Data to process START
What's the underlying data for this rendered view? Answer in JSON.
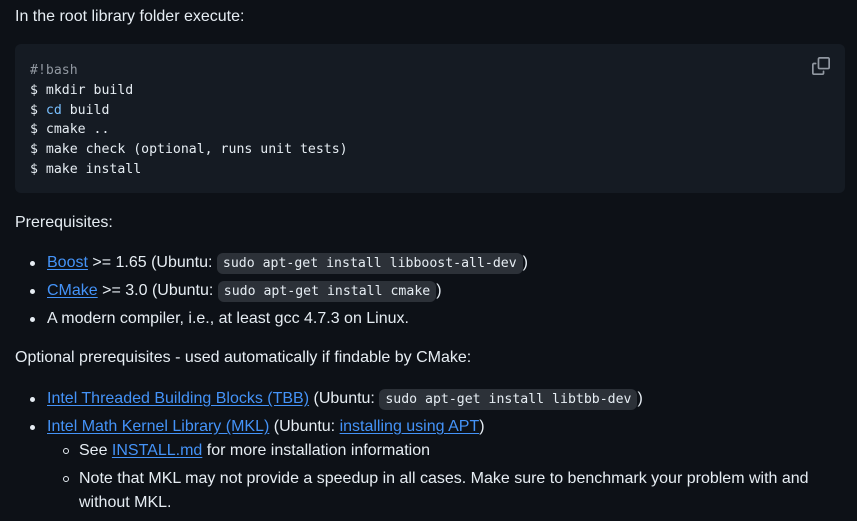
{
  "intro_text": "In the root library folder execute:",
  "code_block": {
    "lines": [
      {
        "type": "comment",
        "text": "#!bash"
      },
      {
        "prompt": "$ ",
        "text": "mkdir build"
      },
      {
        "prompt": "$ ",
        "builtin": "cd",
        "text": " build"
      },
      {
        "prompt": "$ ",
        "text": "cmake .."
      },
      {
        "prompt": "$ ",
        "text": "make check (optional, runs unit tests)"
      },
      {
        "prompt": "$ ",
        "text": "make install"
      }
    ],
    "copy_icon": "copy-icon"
  },
  "prerequisites": {
    "heading": "Prerequisites:",
    "items": [
      {
        "link": "Boost",
        "mid": " >= 1.65 (Ubuntu: ",
        "code": "sudo apt-get install libboost-all-dev",
        "end": ")"
      },
      {
        "link": "CMake",
        "mid": " >= 3.0 (Ubuntu: ",
        "code": "sudo apt-get install cmake",
        "end": ")"
      },
      {
        "text": "A modern compiler, i.e., at least gcc 4.7.3 on Linux."
      }
    ]
  },
  "optional": {
    "heading": "Optional prerequisites - used automatically if findable by CMake:",
    "items": [
      {
        "link": "Intel Threaded Building Blocks (TBB)",
        "mid": " (Ubuntu: ",
        "code": "sudo apt-get install libtbb-dev",
        "end": ")"
      },
      {
        "link": "Intel Math Kernel Library (MKL)",
        "mid": " (Ubuntu: ",
        "link2": "installing using APT",
        "end": ")"
      }
    ],
    "sub_items": [
      {
        "pre": "See ",
        "link": "INSTALL.md",
        "post": " for more installation information"
      },
      {
        "text": "Note that MKL may not provide a speedup in all cases. Make sure to benchmark your problem with and without MKL."
      }
    ]
  },
  "colors": {
    "background": "#0d1117",
    "code_bg": "#151b23",
    "link": "#4493f8",
    "text": "#e6edf3"
  }
}
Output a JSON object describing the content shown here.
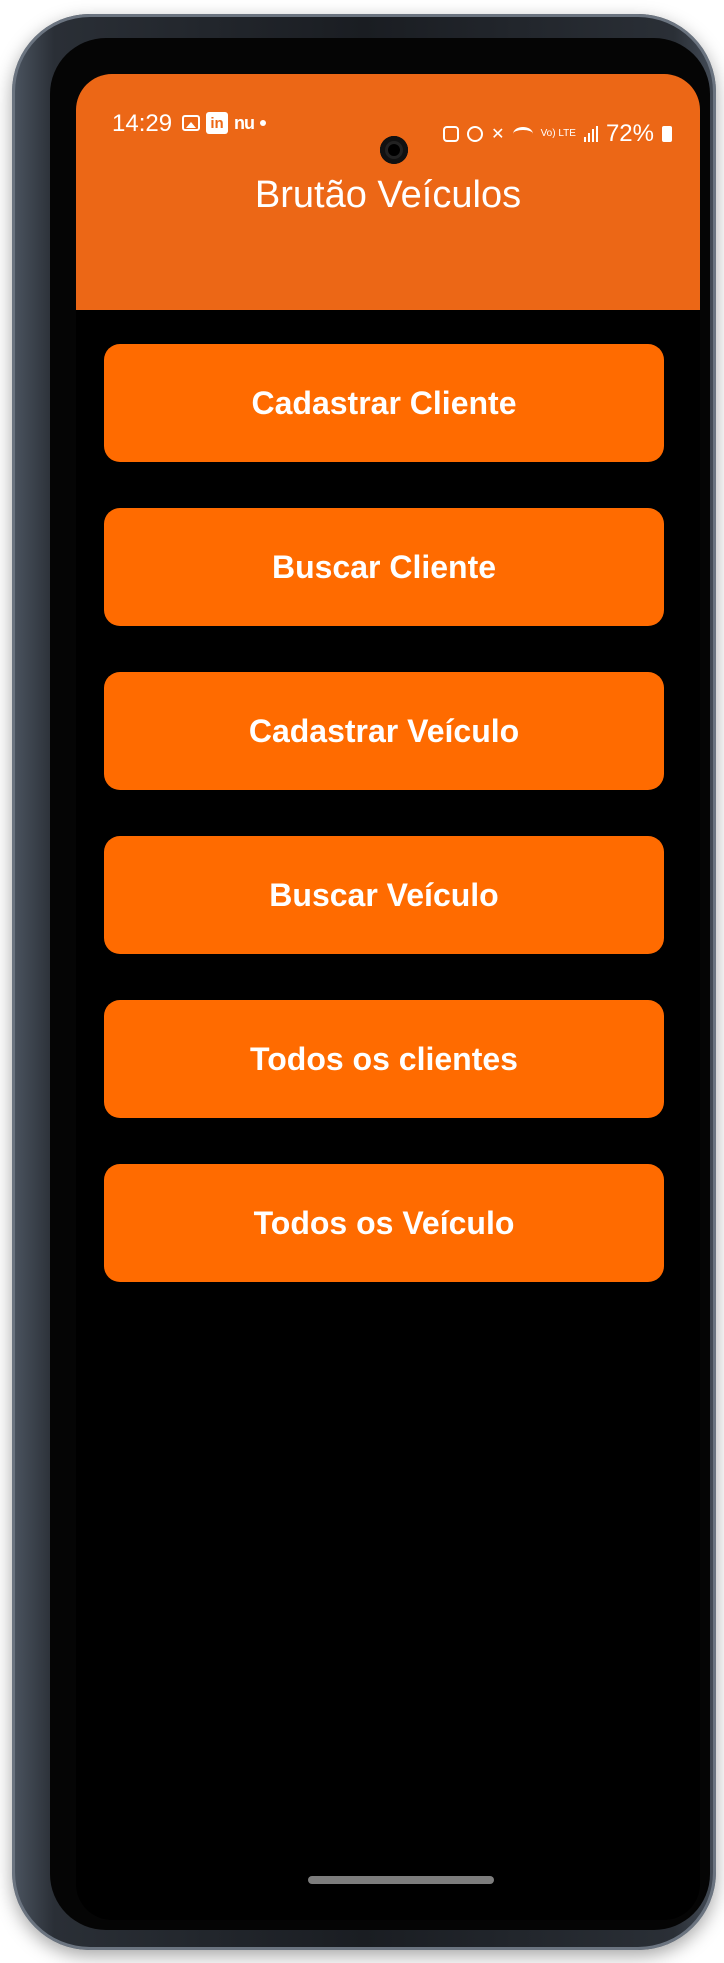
{
  "status_bar": {
    "time": "14:29",
    "left_icons": [
      "image-icon",
      "linkedin-icon",
      "nubank-icon",
      "dot-icon"
    ],
    "nubank_text": "nu",
    "linkedin_text": "in",
    "right_icons": [
      "sim-icon",
      "alarm-icon",
      "mute-icon",
      "wifi-icon",
      "volte-icon",
      "signal-icon",
      "battery-icon"
    ],
    "volte_text": "Vo) LTE",
    "battery": "72%"
  },
  "app_bar": {
    "title": "Brutão Veículos",
    "color": "#ec6716"
  },
  "menu": {
    "button_color": "#ff6b00",
    "items": [
      {
        "label": "Cadastrar Cliente"
      },
      {
        "label": "Buscar Cliente"
      },
      {
        "label": "Cadastrar Veículo"
      },
      {
        "label": "Buscar Veículo"
      },
      {
        "label": "Todos os clientes"
      },
      {
        "label": "Todos os Veículo"
      }
    ]
  }
}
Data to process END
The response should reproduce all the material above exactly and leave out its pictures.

- _Answer_:
What's the underlying data for this rendered view? Answer in JSON.
{
  "intro_text": "In the root library folder execute:",
  "code_block": {
    "lines": [
      {
        "type": "comment",
        "text": "#!bash"
      },
      {
        "prompt": "$ ",
        "text": "mkdir build"
      },
      {
        "prompt": "$ ",
        "builtin": "cd",
        "text": " build"
      },
      {
        "prompt": "$ ",
        "text": "cmake .."
      },
      {
        "prompt": "$ ",
        "text": "make check (optional, runs unit tests)"
      },
      {
        "prompt": "$ ",
        "text": "make install"
      }
    ],
    "copy_icon": "copy-icon"
  },
  "prerequisites": {
    "heading": "Prerequisites:",
    "items": [
      {
        "link": "Boost",
        "mid": " >= 1.65 (Ubuntu: ",
        "code": "sudo apt-get install libboost-all-dev",
        "end": ")"
      },
      {
        "link": "CMake",
        "mid": " >= 3.0 (Ubuntu: ",
        "code": "sudo apt-get install cmake",
        "end": ")"
      },
      {
        "text": "A modern compiler, i.e., at least gcc 4.7.3 on Linux."
      }
    ]
  },
  "optional": {
    "heading": "Optional prerequisites - used automatically if findable by CMake:",
    "items": [
      {
        "link": "Intel Threaded Building Blocks (TBB)",
        "mid": " (Ubuntu: ",
        "code": "sudo apt-get install libtbb-dev",
        "end": ")"
      },
      {
        "link": "Intel Math Kernel Library (MKL)",
        "mid": " (Ubuntu: ",
        "link2": "installing using APT",
        "end": ")"
      }
    ],
    "sub_items": [
      {
        "pre": "See ",
        "link": "INSTALL.md",
        "post": " for more installation information"
      },
      {
        "text": "Note that MKL may not provide a speedup in all cases. Make sure to benchmark your problem with and without MKL."
      }
    ]
  },
  "colors": {
    "background": "#0d1117",
    "code_bg": "#151b23",
    "link": "#4493f8",
    "text": "#e6edf3"
  }
}
Output a JSON object describing the content shown here.
{
  "status_bar": {
    "time": "14:29",
    "left_icons": [
      "image-icon",
      "linkedin-icon",
      "nubank-icon",
      "dot-icon"
    ],
    "nubank_text": "nu",
    "linkedin_text": "in",
    "right_icons": [
      "sim-icon",
      "alarm-icon",
      "mute-icon",
      "wifi-icon",
      "volte-icon",
      "signal-icon",
      "battery-icon"
    ],
    "volte_text": "Vo) LTE",
    "battery": "72%"
  },
  "app_bar": {
    "title": "Brutão Veículos",
    "color": "#ec6716"
  },
  "menu": {
    "button_color": "#ff6b00",
    "items": [
      {
        "label": "Cadastrar Cliente"
      },
      {
        "label": "Buscar Cliente"
      },
      {
        "label": "Cadastrar Veículo"
      },
      {
        "label": "Buscar Veículo"
      },
      {
        "label": "Todos os clientes"
      },
      {
        "label": "Todos os Veículo"
      }
    ]
  }
}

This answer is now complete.